### Your instructions
From the entries that follow, copy each line in which "screenshot" appears.

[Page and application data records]
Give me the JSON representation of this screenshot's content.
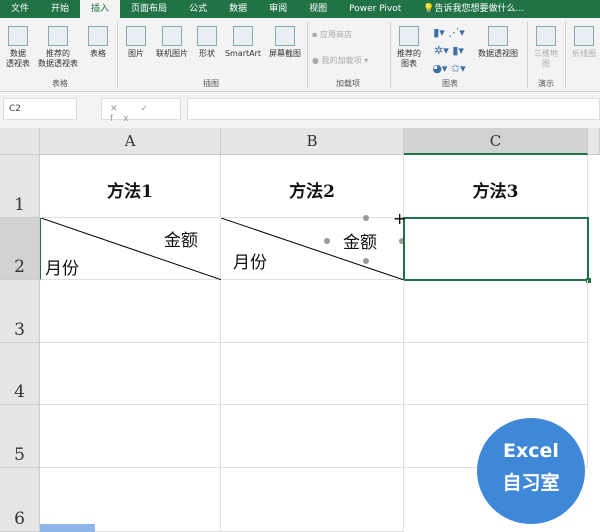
{
  "tabs": [
    "文件",
    "开始",
    "插入",
    "页面布局",
    "公式",
    "数据",
    "审阅",
    "视图",
    "Power Pivot",
    "告诉我您想要做什么..."
  ],
  "active_tab": "插入",
  "ribbon": {
    "pivot": "数据\n透视表",
    "recommended_pivot": "推荐的\n数据透视表",
    "table": "表格",
    "group_tables": "表格",
    "pictures": "图片",
    "online_pictures": "联机图片",
    "shapes": "形状",
    "smartart": "SmartArt",
    "screenshot": "屏幕截图",
    "group_illustrations": "插图",
    "store": "应用商店",
    "my_addins": "我的加载项",
    "group_addins": "加载项",
    "recommended_charts": "推荐的\n图表",
    "pivot_chart": "数据透视图",
    "group_charts": "图表",
    "map3d": "三维地\n图",
    "group_tours": "演示",
    "sparkline": "折线图"
  },
  "namebox": "C2",
  "fx_buttons": "✕ ✓ fx",
  "columns": [
    "A",
    "B",
    "C"
  ],
  "rows": [
    "1",
    "2",
    "3",
    "4",
    "5",
    "6"
  ],
  "cells": {
    "A1": "方法1",
    "B1": "方法2",
    "C1": "方法3",
    "A2_top": "金额",
    "A2_bottom": "月份",
    "B2_top": "金额",
    "B2_bottom": "月份"
  },
  "selected_cell": "C2",
  "watermark": {
    "line1": "Excel",
    "line2": "自习室",
    "color": "#3f88d8"
  }
}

### Result for this exercise
Give me the JSON representation of this screenshot's content.
    "screenshot": "屏幕截图",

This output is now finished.